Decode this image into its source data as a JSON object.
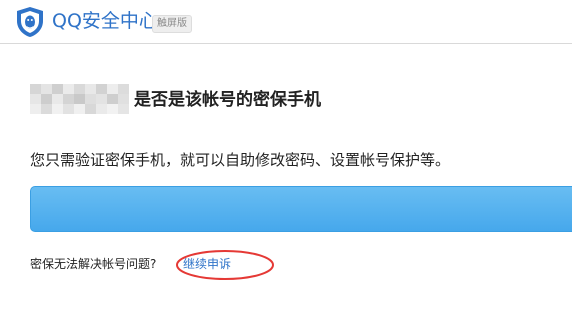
{
  "header": {
    "title": "QQ安全中心",
    "badge": "触屏版"
  },
  "main": {
    "heading": "是否是该帐号的密保手机",
    "description": "您只需验证密保手机，就可以自助修改密码、设置帐号保护等。",
    "help_text": "密保无法解决帐号问题?",
    "appeal_link": "继续申诉"
  },
  "colors": {
    "brand_blue": "#2f73c8",
    "button_blue": "#4aa9ee",
    "annotation_red": "#e53935"
  }
}
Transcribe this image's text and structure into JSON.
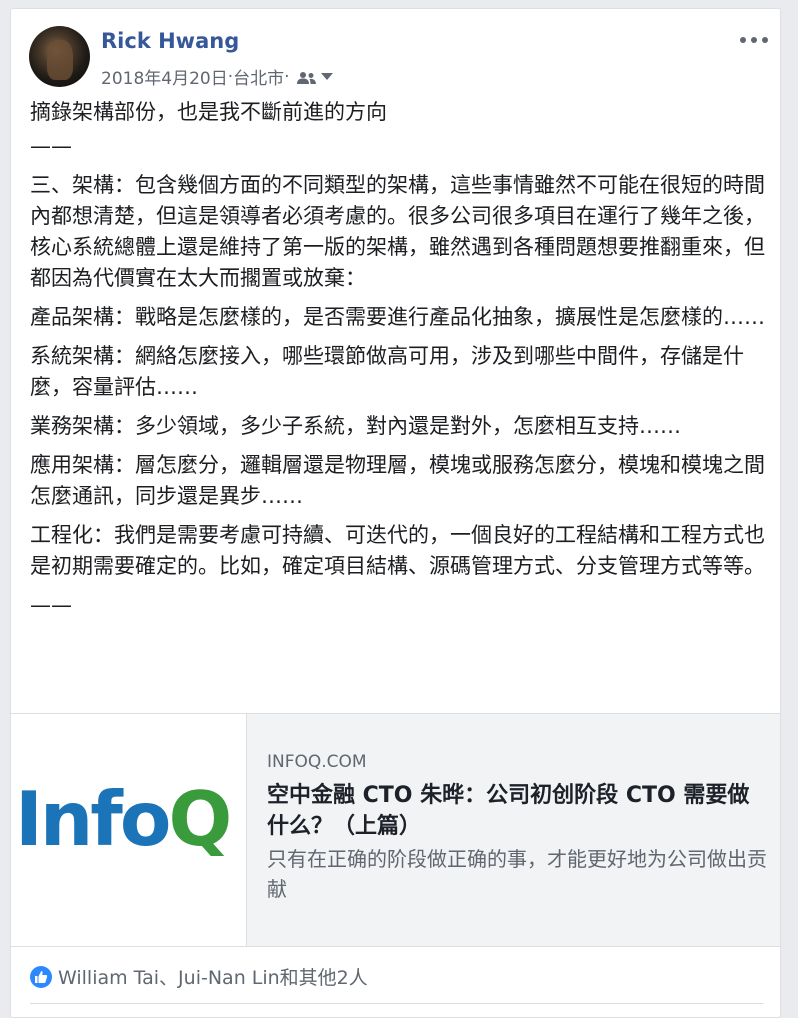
{
  "post": {
    "author": "Rick Hwang",
    "date": "2018年4月20日",
    "separator": " · ",
    "location": "台北市",
    "audience_icon": "friends-icon",
    "more_icon": "more-options-icon"
  },
  "body": {
    "paragraphs": [
      "摘錄架構部份，也是我不斷前進的方向",
      "——",
      "三、架構：包含幾個方面的不同類型的架構，這些事情雖然不可能在很短的時間內都想清楚，但這是領導者必須考慮的。很多公司很多項目在運行了幾年之後，核心系統總體上還是維持了第一版的架構，雖然遇到各種問題想要推翻重來，但都因為代價實在太大而擱置或放棄：",
      "產品架構：戰略是怎麼樣的，是否需要進行產品化抽象，擴展性是怎麼樣的……",
      "系統架構：網絡怎麼接入，哪些環節做高可用，涉及到哪些中間件，存儲是什麼，容量評估……",
      "業務架構：多少領域，多少子系統，對內還是對外，怎麼相互支持……",
      "應用架構：層怎麼分，邏輯層還是物理層，模塊或服務怎麼分，模塊和模塊之間怎麼通訊，同步還是異步……",
      "工程化：我們是需要考慮可持續、可迭代的，一個良好的工程結構和工程方式也是初期需要確定的。比如，確定項目結構、源碼管理方式、分支管理方式等等。",
      "——"
    ]
  },
  "link_preview": {
    "logo_part1": "Info",
    "logo_part2": "Q",
    "domain": "INFOQ.COM",
    "title": "空中金融 CTO 朱晔：公司初创阶段 CTO 需要做什么？（上篇）",
    "description": "只有在正确的阶段做正确的事，才能更好地为公司做出贡献",
    "colors": {
      "logo_blue": "#1b73b8",
      "logo_green": "#3a9b3d"
    }
  },
  "reactions": {
    "icon": "like-icon",
    "text": "William Tai、Jui-Nan Lin和其他2人"
  },
  "colors": {
    "author_link": "#365899",
    "meta_text": "#616770",
    "reaction_blue": "#2d88ff"
  }
}
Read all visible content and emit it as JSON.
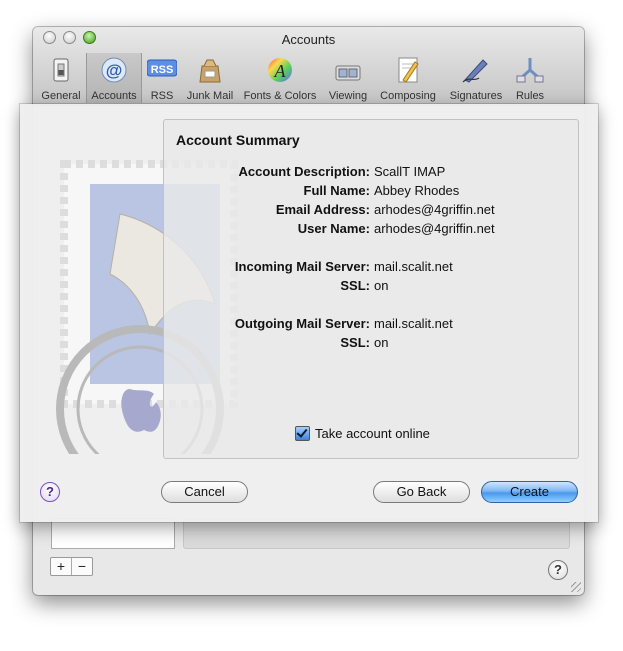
{
  "window": {
    "title": "Accounts",
    "toolbar": [
      {
        "label": "General",
        "icon": "general-switch-icon"
      },
      {
        "label": "Accounts",
        "icon": "at-sign-icon",
        "selected": true
      },
      {
        "label": "RSS",
        "icon": "rss-icon"
      },
      {
        "label": "Junk Mail",
        "icon": "junk-mail-bag-icon"
      },
      {
        "label": "Fonts & Colors",
        "icon": "fonts-colors-icon"
      },
      {
        "label": "Viewing",
        "icon": "viewing-icon"
      },
      {
        "label": "Composing",
        "icon": "composing-pencil-icon"
      },
      {
        "label": "Signatures",
        "icon": "signatures-pen-icon"
      },
      {
        "label": "Rules",
        "icon": "rules-icon"
      }
    ],
    "add_label": "+",
    "remove_label": "−",
    "help_label": "?"
  },
  "sheet": {
    "summary_title": "Account Summary",
    "fields": [
      {
        "label": "Account Description:",
        "value": "ScallT IMAP"
      },
      {
        "label": "Full Name:",
        "value": "Abbey Rhodes"
      },
      {
        "label": "Email Address:",
        "value": "arhodes@4griffin.net"
      },
      {
        "label": "User Name:",
        "value": "arhodes@4griffin.net"
      },
      {
        "label": "Incoming Mail Server:",
        "value": "mail.scalit.net"
      },
      {
        "label": "SSL:",
        "value": "on"
      },
      {
        "label": "Outgoing Mail Server:",
        "value": "mail.scalit.net"
      },
      {
        "label": "SSL:",
        "value": "on"
      }
    ],
    "take_online": {
      "label": "Take account online",
      "checked": true
    },
    "help_label": "?",
    "buttons": {
      "cancel": "Cancel",
      "go_back": "Go Back",
      "create": "Create"
    },
    "colors": {
      "default_button": "#4b98ec",
      "help_accent": "#7d4fbf"
    }
  }
}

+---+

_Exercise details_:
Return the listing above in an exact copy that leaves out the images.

_Written response_:
Decode this image into its source data as a JSON object.
{
  "header": {
    "title": "QQ安全中心",
    "badge": "触屏版"
  },
  "main": {
    "heading": "是否是该帐号的密保手机",
    "description": "您只需验证密保手机，就可以自助修改密码、设置帐号保护等。",
    "help_text": "密保无法解决帐号问题?",
    "appeal_link": "继续申诉"
  },
  "colors": {
    "brand_blue": "#2f73c8",
    "button_blue": "#4aa9ee",
    "annotation_red": "#e53935"
  }
}
Transcribe this image's text and structure into JSON.
{
  "post": {
    "author": "Rick Hwang",
    "date": "2018年4月20日",
    "separator": " · ",
    "location": "台北市",
    "audience_icon": "friends-icon",
    "more_icon": "more-options-icon"
  },
  "body": {
    "paragraphs": [
      "摘錄架構部份，也是我不斷前進的方向",
      "——",
      "三、架構：包含幾個方面的不同類型的架構，這些事情雖然不可能在很短的時間內都想清楚，但這是領導者必須考慮的。很多公司很多項目在運行了幾年之後，核心系統總體上還是維持了第一版的架構，雖然遇到各種問題想要推翻重來，但都因為代價實在太大而擱置或放棄：",
      "產品架構：戰略是怎麼樣的，是否需要進行產品化抽象，擴展性是怎麼樣的……",
      "系統架構：網絡怎麼接入，哪些環節做高可用，涉及到哪些中間件，存儲是什麼，容量評估……",
      "業務架構：多少領域，多少子系統，對內還是對外，怎麼相互支持……",
      "應用架構：層怎麼分，邏輯層還是物理層，模塊或服務怎麼分，模塊和模塊之間怎麼通訊，同步還是異步……",
      "工程化：我們是需要考慮可持續、可迭代的，一個良好的工程結構和工程方式也是初期需要確定的。比如，確定項目結構、源碼管理方式、分支管理方式等等。",
      "——"
    ]
  },
  "link_preview": {
    "logo_part1": "Info",
    "logo_part2": "Q",
    "domain": "INFOQ.COM",
    "title": "空中金融 CTO 朱晔：公司初创阶段 CTO 需要做什么？（上篇）",
    "description": "只有在正确的阶段做正确的事，才能更好地为公司做出贡献",
    "colors": {
      "logo_blue": "#1b73b8",
      "logo_green": "#3a9b3d"
    }
  },
  "reactions": {
    "icon": "like-icon",
    "text": "William Tai、Jui-Nan Lin和其他2人"
  },
  "colors": {
    "author_link": "#365899",
    "meta_text": "#616770",
    "reaction_blue": "#2d88ff"
  }
}
Read all visible content and emit it as JSON.
{
  "window": {
    "title": "Accounts",
    "toolbar": [
      {
        "label": "General",
        "icon": "general-switch-icon"
      },
      {
        "label": "Accounts",
        "icon": "at-sign-icon",
        "selected": true
      },
      {
        "label": "RSS",
        "icon": "rss-icon"
      },
      {
        "label": "Junk Mail",
        "icon": "junk-mail-bag-icon"
      },
      {
        "label": "Fonts & Colors",
        "icon": "fonts-colors-icon"
      },
      {
        "label": "Viewing",
        "icon": "viewing-icon"
      },
      {
        "label": "Composing",
        "icon": "composing-pencil-icon"
      },
      {
        "label": "Signatures",
        "icon": "signatures-pen-icon"
      },
      {
        "label": "Rules",
        "icon": "rules-icon"
      }
    ],
    "add_label": "+",
    "remove_label": "−",
    "help_label": "?"
  },
  "sheet": {
    "summary_title": "Account Summary",
    "fields": [
      {
        "label": "Account Description:",
        "value": "ScallT IMAP"
      },
      {
        "label": "Full Name:",
        "value": "Abbey Rhodes"
      },
      {
        "label": "Email Address:",
        "value": "arhodes@4griffin.net"
      },
      {
        "label": "User Name:",
        "value": "arhodes@4griffin.net"
      },
      {
        "label": "Incoming Mail Server:",
        "value": "mail.scalit.net"
      },
      {
        "label": "SSL:",
        "value": "on"
      },
      {
        "label": "Outgoing Mail Server:",
        "value": "mail.scalit.net"
      },
      {
        "label": "SSL:",
        "value": "on"
      }
    ],
    "take_online": {
      "label": "Take account online",
      "checked": true
    },
    "help_label": "?",
    "buttons": {
      "cancel": "Cancel",
      "go_back": "Go Back",
      "create": "Create"
    },
    "colors": {
      "default_button": "#4b98ec",
      "help_accent": "#7d4fbf"
    }
  }
}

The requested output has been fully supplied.